*Exercise requirements*: Select the lines below containing the word "Бабенко".

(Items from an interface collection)
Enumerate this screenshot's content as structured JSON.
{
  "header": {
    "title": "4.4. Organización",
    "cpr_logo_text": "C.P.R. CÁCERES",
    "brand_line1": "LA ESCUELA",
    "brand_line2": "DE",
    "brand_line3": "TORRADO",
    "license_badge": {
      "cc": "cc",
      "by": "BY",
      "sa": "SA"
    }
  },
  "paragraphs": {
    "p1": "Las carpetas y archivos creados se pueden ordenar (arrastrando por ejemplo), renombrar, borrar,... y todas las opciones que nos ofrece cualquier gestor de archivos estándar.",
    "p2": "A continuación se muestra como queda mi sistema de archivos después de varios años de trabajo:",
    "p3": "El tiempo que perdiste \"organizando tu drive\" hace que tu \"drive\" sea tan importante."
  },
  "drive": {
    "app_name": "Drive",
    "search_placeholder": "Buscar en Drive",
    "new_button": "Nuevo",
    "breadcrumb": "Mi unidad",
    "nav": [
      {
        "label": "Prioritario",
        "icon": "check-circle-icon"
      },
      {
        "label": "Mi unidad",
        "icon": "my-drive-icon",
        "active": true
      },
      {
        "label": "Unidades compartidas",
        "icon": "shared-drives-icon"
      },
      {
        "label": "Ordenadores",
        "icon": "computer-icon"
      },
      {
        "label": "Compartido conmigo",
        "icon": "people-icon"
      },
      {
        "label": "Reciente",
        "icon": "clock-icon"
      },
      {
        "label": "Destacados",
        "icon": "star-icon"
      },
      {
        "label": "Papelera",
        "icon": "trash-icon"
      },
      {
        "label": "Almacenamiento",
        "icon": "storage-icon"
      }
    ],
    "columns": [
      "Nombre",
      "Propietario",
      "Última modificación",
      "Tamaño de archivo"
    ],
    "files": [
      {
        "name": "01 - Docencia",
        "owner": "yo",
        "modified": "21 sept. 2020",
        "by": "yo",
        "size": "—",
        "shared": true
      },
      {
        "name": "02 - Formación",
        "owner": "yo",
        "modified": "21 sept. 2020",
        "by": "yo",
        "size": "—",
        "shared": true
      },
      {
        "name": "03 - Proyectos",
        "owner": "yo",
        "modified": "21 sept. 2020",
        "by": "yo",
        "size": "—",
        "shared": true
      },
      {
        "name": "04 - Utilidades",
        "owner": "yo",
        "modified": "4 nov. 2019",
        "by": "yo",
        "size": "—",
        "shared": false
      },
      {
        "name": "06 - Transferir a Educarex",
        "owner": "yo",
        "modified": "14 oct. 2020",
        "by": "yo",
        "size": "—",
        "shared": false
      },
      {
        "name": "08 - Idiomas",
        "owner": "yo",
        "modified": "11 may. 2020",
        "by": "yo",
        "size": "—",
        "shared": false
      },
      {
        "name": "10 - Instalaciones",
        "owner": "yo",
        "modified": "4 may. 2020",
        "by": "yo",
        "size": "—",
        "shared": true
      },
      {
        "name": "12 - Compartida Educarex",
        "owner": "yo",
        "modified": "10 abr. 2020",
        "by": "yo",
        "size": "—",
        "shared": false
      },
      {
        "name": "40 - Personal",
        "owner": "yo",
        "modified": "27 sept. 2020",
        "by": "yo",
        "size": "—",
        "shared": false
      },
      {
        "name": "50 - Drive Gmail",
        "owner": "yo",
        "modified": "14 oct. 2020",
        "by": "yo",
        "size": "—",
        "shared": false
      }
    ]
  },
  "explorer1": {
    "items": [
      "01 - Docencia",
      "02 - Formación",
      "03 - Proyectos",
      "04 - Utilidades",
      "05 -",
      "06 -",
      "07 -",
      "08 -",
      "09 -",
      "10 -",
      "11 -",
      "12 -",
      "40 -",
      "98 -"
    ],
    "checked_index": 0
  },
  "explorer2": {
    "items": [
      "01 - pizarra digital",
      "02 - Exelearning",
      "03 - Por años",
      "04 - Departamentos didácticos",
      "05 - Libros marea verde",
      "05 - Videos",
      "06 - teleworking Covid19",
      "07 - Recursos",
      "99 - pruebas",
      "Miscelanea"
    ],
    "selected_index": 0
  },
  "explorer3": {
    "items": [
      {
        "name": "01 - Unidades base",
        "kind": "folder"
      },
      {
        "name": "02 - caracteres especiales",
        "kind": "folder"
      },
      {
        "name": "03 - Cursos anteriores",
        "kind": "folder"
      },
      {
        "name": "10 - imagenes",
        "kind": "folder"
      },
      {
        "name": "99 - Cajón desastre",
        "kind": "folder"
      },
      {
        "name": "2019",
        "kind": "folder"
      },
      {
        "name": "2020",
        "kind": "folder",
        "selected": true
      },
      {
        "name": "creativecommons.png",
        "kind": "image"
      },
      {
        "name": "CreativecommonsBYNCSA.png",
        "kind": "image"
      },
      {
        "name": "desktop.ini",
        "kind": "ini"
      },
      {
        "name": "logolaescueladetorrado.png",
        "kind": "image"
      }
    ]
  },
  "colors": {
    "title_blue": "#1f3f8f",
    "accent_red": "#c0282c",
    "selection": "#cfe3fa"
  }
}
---
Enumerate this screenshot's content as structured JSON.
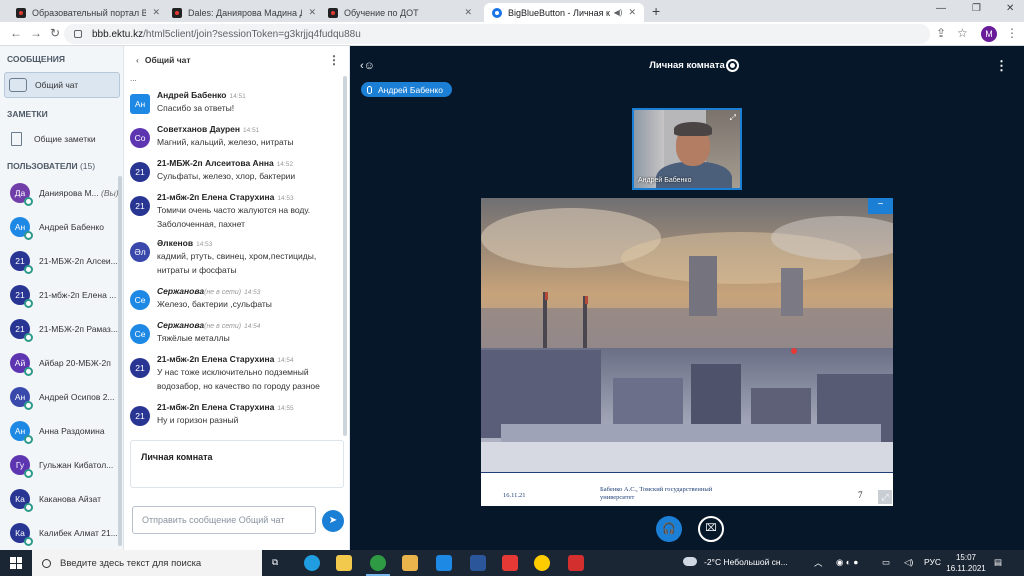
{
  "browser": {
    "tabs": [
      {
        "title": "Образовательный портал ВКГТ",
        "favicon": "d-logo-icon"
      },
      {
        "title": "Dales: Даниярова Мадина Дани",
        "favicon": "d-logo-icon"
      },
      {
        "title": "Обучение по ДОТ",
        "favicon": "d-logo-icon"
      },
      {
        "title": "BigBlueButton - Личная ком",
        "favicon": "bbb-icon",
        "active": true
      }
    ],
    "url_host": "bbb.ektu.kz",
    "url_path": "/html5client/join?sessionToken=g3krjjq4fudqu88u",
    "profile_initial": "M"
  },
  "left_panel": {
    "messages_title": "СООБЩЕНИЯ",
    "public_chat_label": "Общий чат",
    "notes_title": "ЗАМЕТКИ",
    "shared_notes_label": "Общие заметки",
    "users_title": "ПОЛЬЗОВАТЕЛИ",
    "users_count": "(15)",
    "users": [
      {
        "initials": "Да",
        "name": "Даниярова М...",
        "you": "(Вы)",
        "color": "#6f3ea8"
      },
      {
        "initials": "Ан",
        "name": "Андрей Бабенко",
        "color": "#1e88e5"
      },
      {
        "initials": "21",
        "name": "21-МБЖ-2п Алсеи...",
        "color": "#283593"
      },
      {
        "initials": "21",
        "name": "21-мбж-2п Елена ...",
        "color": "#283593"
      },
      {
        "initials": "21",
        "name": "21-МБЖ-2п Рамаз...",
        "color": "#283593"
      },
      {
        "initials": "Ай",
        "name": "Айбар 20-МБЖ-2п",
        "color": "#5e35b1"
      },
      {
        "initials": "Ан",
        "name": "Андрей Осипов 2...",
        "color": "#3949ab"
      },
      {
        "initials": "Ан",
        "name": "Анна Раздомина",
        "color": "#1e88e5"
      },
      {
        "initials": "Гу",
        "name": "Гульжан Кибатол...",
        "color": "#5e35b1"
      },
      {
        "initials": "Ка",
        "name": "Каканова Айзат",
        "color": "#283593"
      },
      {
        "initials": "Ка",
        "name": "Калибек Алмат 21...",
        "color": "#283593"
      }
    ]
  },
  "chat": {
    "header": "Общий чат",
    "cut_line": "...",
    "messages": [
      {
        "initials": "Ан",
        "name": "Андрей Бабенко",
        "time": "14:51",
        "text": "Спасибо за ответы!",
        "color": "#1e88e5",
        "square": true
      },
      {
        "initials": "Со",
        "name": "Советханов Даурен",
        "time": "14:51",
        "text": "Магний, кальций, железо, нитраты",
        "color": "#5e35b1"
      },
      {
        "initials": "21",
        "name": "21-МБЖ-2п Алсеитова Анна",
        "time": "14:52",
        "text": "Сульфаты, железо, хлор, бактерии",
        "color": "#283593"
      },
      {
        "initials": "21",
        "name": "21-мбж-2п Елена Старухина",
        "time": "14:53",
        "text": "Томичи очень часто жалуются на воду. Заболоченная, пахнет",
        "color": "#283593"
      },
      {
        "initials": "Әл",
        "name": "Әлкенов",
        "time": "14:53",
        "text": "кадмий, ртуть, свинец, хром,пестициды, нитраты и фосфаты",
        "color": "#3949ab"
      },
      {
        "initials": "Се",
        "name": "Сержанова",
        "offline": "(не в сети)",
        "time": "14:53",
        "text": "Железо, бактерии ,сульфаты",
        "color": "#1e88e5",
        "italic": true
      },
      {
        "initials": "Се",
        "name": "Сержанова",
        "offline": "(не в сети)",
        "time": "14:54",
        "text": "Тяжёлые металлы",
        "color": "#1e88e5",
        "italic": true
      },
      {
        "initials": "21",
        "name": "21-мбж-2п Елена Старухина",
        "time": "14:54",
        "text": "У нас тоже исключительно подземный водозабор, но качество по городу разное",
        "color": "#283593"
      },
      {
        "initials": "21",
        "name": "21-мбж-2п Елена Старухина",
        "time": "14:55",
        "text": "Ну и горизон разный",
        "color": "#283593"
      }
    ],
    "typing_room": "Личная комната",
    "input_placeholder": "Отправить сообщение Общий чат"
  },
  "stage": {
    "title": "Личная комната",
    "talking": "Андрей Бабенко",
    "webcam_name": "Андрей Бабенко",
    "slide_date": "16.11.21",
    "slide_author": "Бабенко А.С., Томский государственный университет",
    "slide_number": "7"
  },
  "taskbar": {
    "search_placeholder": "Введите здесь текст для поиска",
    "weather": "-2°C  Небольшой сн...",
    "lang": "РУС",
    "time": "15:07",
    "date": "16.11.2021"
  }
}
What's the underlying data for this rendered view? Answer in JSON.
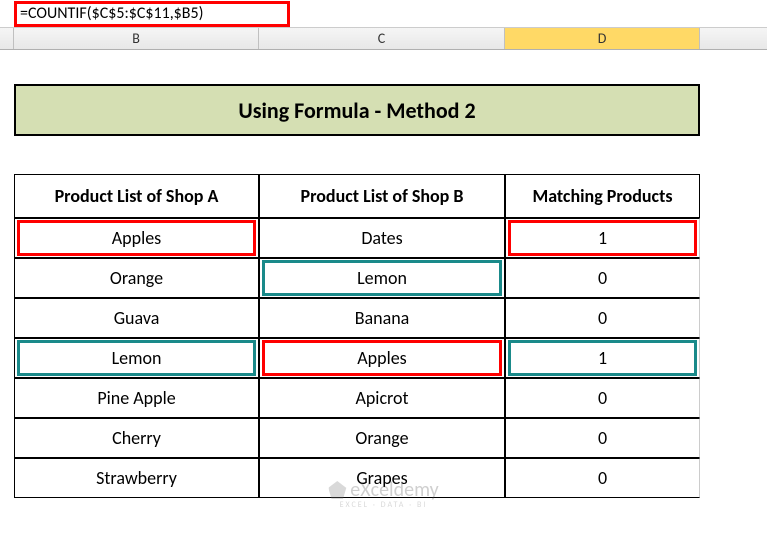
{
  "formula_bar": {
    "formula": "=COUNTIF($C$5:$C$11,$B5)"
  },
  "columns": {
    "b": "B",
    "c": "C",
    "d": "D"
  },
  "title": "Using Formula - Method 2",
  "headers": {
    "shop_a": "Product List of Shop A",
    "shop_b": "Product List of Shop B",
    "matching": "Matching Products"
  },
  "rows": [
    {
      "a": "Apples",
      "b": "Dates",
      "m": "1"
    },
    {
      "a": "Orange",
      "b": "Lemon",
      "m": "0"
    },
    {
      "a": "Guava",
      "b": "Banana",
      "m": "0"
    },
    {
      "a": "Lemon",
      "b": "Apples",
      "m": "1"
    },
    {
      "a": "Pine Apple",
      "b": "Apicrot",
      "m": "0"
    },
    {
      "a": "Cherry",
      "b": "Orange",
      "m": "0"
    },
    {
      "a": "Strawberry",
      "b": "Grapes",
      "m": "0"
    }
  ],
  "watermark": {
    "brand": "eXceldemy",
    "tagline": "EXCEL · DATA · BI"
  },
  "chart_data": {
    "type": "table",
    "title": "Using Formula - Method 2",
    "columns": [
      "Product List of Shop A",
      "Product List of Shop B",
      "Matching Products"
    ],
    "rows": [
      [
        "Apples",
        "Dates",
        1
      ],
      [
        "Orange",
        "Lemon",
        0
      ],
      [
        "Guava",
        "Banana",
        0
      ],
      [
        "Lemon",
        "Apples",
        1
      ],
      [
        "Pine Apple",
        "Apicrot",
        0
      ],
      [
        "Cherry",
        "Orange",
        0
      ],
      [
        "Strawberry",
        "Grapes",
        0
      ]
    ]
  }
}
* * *
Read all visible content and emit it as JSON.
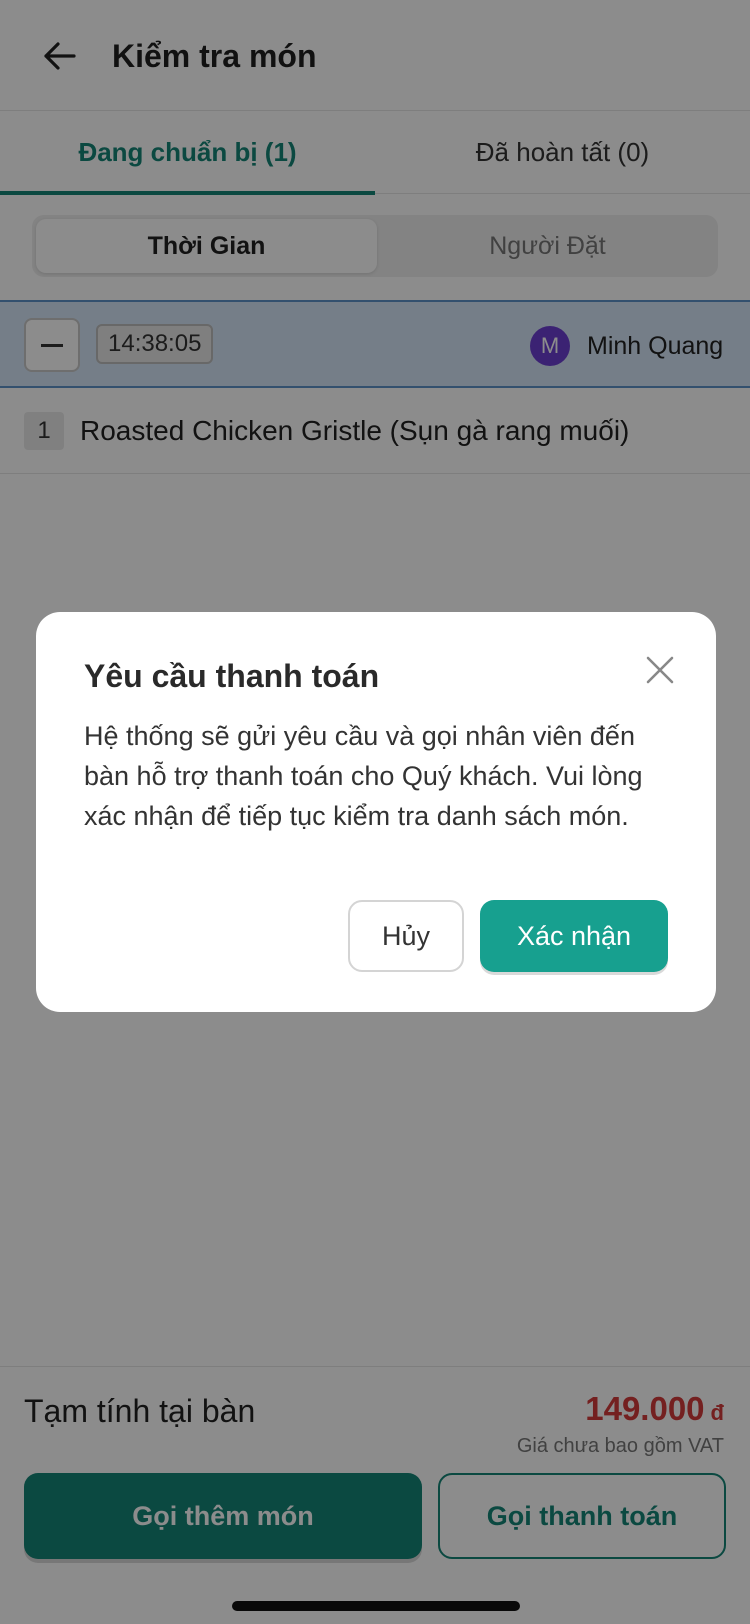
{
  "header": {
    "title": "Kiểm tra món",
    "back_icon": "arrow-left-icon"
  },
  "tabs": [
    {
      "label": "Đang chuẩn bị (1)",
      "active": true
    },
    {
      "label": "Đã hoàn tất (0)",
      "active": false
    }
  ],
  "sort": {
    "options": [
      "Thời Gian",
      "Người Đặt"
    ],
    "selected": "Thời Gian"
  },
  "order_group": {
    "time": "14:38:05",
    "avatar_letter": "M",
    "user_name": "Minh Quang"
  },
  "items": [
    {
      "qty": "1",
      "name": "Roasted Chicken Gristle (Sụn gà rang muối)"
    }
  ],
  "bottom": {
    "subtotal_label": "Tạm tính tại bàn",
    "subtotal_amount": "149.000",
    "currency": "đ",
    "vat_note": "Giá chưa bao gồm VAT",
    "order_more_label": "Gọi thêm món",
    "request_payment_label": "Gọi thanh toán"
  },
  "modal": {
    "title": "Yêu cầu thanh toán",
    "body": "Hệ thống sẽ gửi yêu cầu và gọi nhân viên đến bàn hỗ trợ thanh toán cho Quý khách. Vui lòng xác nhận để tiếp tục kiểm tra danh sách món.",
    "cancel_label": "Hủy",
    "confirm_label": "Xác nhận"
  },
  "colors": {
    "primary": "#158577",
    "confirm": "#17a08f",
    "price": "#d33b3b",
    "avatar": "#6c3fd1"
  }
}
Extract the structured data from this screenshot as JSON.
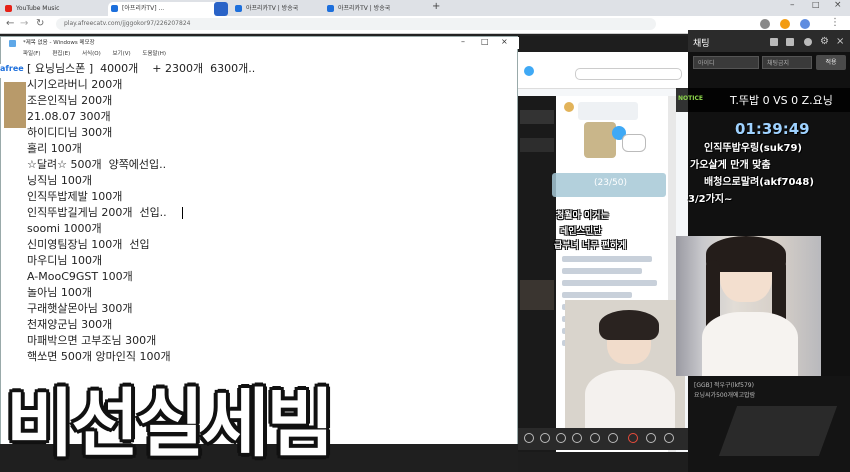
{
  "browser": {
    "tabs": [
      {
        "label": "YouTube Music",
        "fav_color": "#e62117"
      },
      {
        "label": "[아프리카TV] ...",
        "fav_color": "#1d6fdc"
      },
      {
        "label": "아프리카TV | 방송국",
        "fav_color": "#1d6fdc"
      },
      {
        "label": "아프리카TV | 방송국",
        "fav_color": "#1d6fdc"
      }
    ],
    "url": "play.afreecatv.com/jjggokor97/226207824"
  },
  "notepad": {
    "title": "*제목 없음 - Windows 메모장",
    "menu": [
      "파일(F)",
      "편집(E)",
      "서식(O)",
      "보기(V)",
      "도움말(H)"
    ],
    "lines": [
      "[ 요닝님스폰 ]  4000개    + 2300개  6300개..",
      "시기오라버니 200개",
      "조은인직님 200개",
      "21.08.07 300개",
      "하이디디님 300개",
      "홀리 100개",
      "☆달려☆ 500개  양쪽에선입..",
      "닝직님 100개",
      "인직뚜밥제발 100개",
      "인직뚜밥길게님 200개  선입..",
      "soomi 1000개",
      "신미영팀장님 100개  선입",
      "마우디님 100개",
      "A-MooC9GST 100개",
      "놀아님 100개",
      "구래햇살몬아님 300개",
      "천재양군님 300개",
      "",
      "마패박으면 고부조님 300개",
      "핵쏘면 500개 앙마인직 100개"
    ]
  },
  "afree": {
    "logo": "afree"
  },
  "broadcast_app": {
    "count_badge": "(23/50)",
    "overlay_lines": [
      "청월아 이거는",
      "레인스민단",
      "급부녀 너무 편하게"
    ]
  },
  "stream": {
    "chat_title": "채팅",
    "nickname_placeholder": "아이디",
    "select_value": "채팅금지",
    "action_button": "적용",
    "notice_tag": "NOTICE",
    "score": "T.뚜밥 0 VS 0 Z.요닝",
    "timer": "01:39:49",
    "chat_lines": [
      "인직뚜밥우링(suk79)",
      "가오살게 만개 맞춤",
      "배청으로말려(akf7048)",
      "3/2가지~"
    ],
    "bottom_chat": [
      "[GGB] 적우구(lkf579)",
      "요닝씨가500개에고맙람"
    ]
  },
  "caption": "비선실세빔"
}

*Result of the task*:
        "name": "Андрей Бабенко",
        "name": "Андрей Бабенко",
    "talking": "Андрей Бабенко",
    "webcam_name": "Андрей Бабенко",
    "slide_author": "Бабенко А.С., Томский государственный университет",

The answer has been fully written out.